WHAT YOU SHOULD DO
Search the data for the string "SaveData" and copy each line where it turns up.

=====

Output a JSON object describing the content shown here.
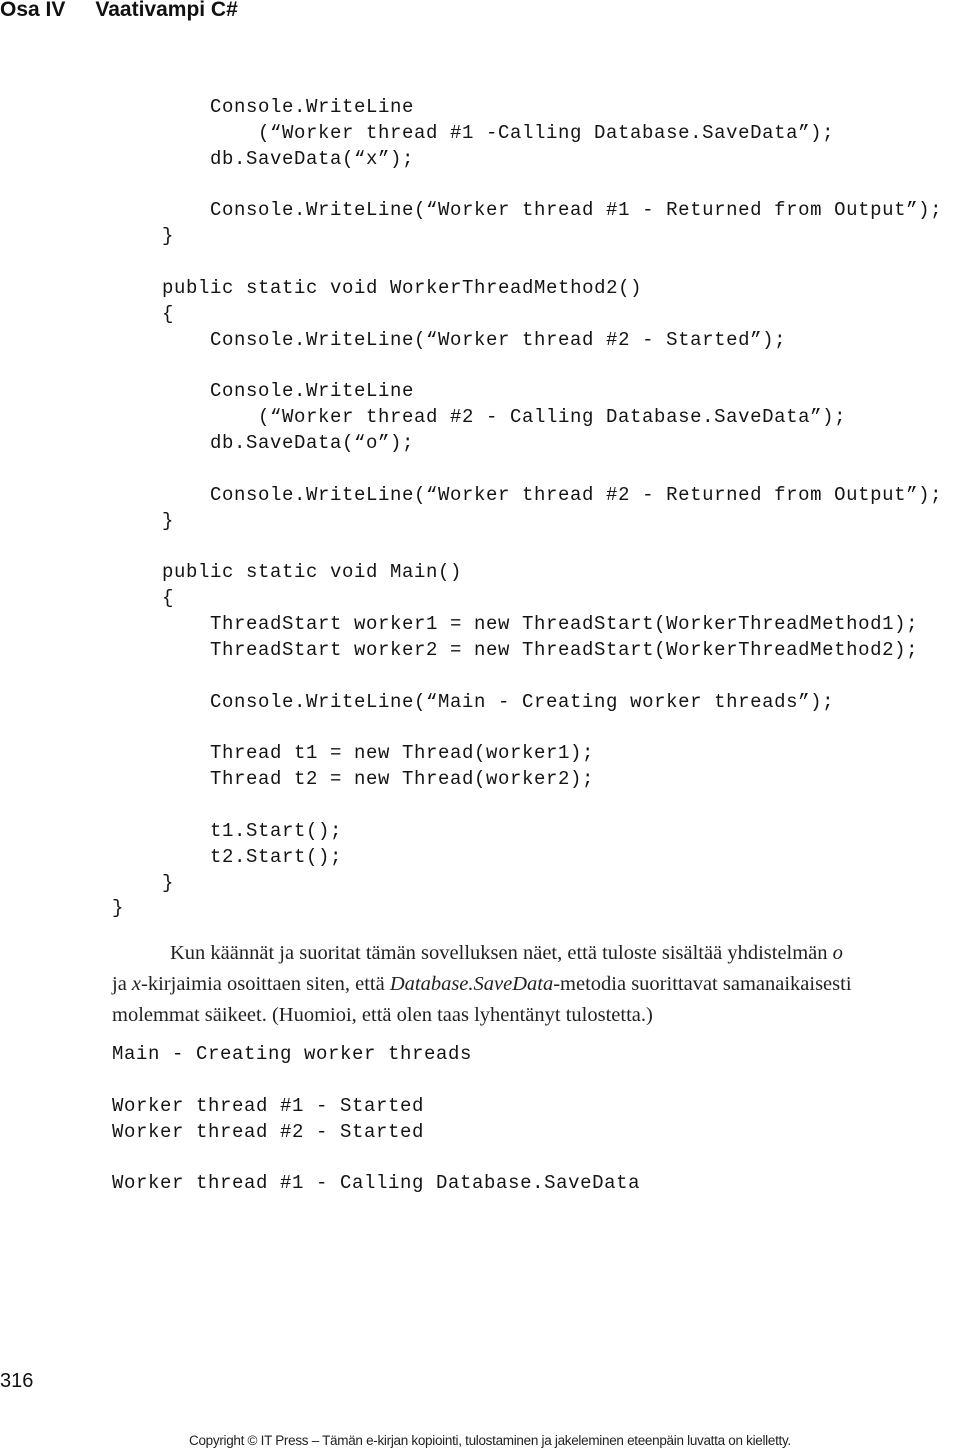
{
  "header": {
    "part": "Osa IV",
    "title": "Vaativampi C#"
  },
  "code_lines": [
    {
      "indent": 2,
      "text": "Console.WriteLine"
    },
    {
      "indent": 3,
      "text": "(“Worker thread #1 -Calling Database.SaveData”);"
    },
    {
      "indent": 2,
      "text": "db.SaveData(“x”);"
    },
    {
      "indent": 2,
      "text": ""
    },
    {
      "indent": 2,
      "text": "Console.WriteLine(“Worker thread #1 - Returned from Output”);"
    },
    {
      "indent": 1,
      "text": "}"
    },
    {
      "indent": 1,
      "text": ""
    },
    {
      "indent": 1,
      "text": "public static void WorkerThreadMethod2()"
    },
    {
      "indent": 1,
      "text": "{"
    },
    {
      "indent": 2,
      "text": "Console.WriteLine(“Worker thread #2 - Started”);"
    },
    {
      "indent": 2,
      "text": ""
    },
    {
      "indent": 2,
      "text": "Console.WriteLine"
    },
    {
      "indent": 3,
      "text": "(“Worker thread #2 - Calling Database.SaveData”);"
    },
    {
      "indent": 2,
      "text": "db.SaveData(“o”);"
    },
    {
      "indent": 2,
      "text": ""
    },
    {
      "indent": 2,
      "text": "Console.WriteLine(“Worker thread #2 - Returned from Output”);"
    },
    {
      "indent": 1,
      "text": "}"
    },
    {
      "indent": 1,
      "text": ""
    },
    {
      "indent": 1,
      "text": "public static void Main()"
    },
    {
      "indent": 1,
      "text": "{"
    },
    {
      "indent": 2,
      "text": "ThreadStart worker1 = new ThreadStart(WorkerThreadMethod1);"
    },
    {
      "indent": 2,
      "text": "ThreadStart worker2 = new ThreadStart(WorkerThreadMethod2);"
    },
    {
      "indent": 2,
      "text": ""
    },
    {
      "indent": 2,
      "text": "Console.WriteLine(“Main - Creating worker threads”);"
    },
    {
      "indent": 2,
      "text": ""
    },
    {
      "indent": 2,
      "text": "Thread t1 = new Thread(worker1);"
    },
    {
      "indent": 2,
      "text": "Thread t2 = new Thread(worker2);"
    },
    {
      "indent": 2,
      "text": ""
    },
    {
      "indent": 2,
      "text": "t1.Start();"
    },
    {
      "indent": 2,
      "text": "t2.Start();"
    },
    {
      "indent": 1,
      "text": "}"
    },
    {
      "indent": 0,
      "text": "}"
    }
  ],
  "paragraph": {
    "line1": "Kun käännät ja suoritat tämän sovelluksen näet, että tuloste sisältää yhdistelmän ",
    "line1_italic": "o",
    "line2_a": "ja ",
    "line2_italic_x": "x",
    "line2_b": "-kirjaimia osoittaen siten, että ",
    "line2_italic_method": "Database.SaveData",
    "line2_c": "-metodia suorittavat samanaikaisesti",
    "line3": "molemmat säikeet. (Huomioi, että olen taas lyhentänyt tulostetta.)"
  },
  "output_lines": [
    "Main - Creating worker threads",
    "",
    "Worker thread #1 - Started",
    "Worker thread #2 - Started",
    "",
    "Worker thread #1 - Calling Database.SaveData"
  ],
  "page_number": "316",
  "footer": "Copyright © IT Press – Tämän e-kirjan kopiointi, tulostaminen ja jakeleminen eteenpäin luvatta on kielletty."
}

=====

FINAL ANSWER
      "text": "(“Worker thread #1 -Calling Database.SaveData”);"
      "text": "db.SaveData(“x”);"
      "text": "(“Worker thread #2 - Calling Database.SaveData”);"
      "text": "db.SaveData(“o”);"
    "line2_italic_method": "Database.SaveData",
    "Worker thread #1 - Calling Database.SaveData"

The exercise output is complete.